* What the task asks *
Where a line below holds the string "content", count it; then give the total without any other words.

****************

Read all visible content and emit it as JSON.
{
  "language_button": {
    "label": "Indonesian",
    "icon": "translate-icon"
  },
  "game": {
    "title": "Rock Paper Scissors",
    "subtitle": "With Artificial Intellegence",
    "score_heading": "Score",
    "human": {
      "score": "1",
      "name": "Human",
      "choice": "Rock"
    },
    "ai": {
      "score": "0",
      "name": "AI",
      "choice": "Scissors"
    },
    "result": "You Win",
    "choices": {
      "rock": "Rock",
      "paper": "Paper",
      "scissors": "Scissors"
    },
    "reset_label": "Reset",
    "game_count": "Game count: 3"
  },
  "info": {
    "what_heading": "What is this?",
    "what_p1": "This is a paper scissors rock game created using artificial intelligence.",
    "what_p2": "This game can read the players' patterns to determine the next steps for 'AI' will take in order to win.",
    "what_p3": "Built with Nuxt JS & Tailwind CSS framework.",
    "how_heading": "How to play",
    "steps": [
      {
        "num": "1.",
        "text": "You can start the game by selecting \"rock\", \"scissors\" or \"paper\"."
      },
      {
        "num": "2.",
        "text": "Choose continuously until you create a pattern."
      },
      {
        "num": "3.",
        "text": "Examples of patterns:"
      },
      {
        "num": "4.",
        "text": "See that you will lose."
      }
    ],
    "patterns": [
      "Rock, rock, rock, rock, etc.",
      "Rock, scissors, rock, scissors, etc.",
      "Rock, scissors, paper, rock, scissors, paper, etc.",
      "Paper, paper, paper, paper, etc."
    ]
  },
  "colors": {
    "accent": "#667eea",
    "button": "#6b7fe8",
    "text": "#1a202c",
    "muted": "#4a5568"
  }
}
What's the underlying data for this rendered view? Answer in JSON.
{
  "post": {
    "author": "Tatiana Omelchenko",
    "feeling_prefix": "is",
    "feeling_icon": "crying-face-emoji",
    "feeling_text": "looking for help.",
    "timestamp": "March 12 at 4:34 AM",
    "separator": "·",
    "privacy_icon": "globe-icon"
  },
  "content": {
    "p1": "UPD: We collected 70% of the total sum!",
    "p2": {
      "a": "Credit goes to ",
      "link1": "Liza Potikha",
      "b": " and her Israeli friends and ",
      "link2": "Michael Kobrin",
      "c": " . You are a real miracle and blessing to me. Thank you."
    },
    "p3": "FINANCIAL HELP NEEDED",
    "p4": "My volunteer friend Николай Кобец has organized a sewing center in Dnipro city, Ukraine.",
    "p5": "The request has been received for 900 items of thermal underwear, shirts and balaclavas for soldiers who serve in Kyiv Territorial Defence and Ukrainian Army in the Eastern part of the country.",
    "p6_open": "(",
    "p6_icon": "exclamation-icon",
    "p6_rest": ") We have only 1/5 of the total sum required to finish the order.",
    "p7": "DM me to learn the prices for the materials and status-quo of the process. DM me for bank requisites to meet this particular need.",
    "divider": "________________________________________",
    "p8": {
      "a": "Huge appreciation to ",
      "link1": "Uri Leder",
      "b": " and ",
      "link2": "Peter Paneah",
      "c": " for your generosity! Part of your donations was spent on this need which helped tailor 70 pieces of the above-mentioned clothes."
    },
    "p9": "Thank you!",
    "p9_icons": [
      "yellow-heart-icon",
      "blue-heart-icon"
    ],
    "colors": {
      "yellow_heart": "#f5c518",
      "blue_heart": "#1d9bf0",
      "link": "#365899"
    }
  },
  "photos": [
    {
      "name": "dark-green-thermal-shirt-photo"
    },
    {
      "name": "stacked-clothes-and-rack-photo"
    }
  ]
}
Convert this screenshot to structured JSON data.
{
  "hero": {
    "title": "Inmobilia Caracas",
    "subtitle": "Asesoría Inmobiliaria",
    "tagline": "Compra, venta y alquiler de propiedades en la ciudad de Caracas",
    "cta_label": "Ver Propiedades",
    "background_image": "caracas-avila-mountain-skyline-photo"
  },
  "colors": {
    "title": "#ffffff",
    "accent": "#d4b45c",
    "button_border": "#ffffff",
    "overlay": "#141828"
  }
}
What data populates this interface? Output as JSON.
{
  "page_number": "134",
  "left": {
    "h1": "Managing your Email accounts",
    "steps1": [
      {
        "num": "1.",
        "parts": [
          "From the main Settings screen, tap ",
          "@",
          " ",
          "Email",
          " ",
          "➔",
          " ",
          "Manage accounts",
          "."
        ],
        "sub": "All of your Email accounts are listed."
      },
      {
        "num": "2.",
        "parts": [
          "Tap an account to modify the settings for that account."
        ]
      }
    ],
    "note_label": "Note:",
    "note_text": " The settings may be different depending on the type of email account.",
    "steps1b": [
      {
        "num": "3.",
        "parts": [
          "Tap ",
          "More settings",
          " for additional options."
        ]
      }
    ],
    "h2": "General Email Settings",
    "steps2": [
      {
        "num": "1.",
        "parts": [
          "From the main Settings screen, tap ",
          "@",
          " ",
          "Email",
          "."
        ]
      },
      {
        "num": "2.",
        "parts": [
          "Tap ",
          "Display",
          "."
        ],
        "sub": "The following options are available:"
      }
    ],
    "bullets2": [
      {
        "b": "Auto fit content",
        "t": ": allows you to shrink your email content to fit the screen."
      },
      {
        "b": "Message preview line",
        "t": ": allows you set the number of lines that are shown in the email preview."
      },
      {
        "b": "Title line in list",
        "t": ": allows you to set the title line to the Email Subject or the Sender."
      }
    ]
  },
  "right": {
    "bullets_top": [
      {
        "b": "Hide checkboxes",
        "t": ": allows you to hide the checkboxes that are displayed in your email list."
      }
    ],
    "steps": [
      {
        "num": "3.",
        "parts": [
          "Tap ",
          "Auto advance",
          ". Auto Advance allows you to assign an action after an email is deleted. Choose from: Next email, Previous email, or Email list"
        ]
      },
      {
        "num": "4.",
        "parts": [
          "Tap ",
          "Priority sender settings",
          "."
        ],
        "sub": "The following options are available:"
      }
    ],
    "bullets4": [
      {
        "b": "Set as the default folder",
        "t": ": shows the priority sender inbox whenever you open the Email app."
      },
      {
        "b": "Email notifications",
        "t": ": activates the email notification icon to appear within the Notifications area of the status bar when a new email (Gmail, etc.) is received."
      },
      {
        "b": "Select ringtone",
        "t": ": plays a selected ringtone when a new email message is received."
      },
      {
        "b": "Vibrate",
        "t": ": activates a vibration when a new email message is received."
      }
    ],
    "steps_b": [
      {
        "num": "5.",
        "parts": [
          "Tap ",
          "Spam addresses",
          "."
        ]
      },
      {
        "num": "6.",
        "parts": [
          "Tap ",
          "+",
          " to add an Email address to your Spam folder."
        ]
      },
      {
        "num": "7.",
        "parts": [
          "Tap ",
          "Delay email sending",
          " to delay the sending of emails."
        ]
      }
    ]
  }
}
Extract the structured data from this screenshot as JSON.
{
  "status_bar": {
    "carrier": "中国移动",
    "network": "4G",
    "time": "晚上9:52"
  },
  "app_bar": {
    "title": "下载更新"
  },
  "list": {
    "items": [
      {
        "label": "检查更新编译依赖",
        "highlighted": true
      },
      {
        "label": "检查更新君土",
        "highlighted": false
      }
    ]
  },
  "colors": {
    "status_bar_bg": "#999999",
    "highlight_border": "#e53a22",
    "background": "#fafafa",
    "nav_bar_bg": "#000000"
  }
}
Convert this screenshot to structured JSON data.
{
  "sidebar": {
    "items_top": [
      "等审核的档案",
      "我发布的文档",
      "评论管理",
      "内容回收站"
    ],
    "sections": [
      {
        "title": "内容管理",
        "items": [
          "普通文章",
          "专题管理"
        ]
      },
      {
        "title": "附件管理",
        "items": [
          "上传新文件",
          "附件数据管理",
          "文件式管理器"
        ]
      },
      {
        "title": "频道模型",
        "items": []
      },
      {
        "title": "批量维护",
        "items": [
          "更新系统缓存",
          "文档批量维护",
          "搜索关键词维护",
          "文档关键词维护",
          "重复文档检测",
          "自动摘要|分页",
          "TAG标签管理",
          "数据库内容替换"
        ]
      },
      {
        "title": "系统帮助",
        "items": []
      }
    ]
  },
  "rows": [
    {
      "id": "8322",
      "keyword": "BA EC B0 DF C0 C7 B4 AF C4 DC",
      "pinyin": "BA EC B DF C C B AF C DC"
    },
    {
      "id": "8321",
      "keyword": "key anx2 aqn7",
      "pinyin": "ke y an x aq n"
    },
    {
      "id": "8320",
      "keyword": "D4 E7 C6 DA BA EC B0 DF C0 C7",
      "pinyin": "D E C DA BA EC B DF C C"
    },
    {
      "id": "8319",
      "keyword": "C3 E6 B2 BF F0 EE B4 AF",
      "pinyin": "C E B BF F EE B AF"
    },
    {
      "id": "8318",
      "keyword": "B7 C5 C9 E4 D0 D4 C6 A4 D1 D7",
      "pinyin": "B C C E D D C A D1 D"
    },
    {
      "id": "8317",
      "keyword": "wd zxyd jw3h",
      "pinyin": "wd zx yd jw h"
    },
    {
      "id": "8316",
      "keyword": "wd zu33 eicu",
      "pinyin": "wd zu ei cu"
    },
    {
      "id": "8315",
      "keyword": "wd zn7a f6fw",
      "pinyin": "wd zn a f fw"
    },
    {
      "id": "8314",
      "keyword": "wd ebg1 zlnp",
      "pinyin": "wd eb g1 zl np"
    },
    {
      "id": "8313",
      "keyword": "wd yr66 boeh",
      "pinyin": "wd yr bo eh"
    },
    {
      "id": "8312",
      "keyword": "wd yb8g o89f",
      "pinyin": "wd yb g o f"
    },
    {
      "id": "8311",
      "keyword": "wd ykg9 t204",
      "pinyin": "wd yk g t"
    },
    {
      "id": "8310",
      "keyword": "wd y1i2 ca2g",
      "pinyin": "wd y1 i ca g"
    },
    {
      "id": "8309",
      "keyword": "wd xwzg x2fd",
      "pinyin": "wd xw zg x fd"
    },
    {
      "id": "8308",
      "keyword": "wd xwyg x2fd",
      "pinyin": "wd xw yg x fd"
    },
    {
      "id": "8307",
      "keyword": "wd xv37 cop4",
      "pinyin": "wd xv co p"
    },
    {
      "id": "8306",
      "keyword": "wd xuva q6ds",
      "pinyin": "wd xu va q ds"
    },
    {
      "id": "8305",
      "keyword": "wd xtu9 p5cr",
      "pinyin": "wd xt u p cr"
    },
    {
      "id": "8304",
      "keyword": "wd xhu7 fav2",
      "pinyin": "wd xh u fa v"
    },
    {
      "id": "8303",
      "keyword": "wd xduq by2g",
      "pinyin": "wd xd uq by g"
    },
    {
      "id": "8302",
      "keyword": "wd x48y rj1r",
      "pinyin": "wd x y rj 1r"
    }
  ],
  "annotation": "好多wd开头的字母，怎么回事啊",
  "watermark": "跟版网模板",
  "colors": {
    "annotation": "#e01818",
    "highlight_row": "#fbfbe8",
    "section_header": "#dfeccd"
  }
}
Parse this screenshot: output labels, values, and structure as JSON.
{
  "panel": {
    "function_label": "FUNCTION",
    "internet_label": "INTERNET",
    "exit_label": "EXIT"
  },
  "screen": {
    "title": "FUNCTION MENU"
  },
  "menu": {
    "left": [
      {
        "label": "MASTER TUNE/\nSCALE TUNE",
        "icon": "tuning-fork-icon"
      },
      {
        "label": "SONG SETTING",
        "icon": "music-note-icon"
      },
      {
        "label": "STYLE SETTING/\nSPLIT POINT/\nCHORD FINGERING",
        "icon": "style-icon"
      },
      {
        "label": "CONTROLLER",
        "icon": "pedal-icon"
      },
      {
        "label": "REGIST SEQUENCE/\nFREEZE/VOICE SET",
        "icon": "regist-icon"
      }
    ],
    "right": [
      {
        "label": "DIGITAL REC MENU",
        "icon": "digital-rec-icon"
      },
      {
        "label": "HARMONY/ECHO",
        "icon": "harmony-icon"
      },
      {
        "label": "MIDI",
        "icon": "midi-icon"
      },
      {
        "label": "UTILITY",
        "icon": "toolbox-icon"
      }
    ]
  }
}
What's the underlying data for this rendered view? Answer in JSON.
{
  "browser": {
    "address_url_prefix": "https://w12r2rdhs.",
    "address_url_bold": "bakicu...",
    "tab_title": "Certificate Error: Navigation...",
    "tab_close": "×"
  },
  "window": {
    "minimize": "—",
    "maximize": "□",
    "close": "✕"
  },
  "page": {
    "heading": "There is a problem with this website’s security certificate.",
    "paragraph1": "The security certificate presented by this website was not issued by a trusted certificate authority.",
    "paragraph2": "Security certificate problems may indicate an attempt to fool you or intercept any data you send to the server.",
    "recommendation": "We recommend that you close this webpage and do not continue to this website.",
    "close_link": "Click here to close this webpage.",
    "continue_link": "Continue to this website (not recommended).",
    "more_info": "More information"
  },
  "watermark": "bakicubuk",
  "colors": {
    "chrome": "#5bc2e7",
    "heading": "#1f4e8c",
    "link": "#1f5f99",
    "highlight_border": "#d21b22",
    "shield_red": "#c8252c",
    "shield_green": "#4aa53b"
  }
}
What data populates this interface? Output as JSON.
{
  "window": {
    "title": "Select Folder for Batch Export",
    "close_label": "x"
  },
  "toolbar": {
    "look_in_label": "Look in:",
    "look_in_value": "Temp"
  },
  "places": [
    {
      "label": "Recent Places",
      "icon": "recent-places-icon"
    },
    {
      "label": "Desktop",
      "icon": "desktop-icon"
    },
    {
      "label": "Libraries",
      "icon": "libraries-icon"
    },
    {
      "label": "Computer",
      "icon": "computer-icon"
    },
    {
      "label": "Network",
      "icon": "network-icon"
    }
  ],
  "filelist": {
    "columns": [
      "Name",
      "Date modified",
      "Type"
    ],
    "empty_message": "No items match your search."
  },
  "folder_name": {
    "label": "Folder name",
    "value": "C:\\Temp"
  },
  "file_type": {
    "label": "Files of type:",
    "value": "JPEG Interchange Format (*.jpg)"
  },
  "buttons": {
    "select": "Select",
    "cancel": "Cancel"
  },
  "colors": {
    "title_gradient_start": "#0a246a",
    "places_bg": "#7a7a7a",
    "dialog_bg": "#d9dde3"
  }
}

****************

* Answer space *
4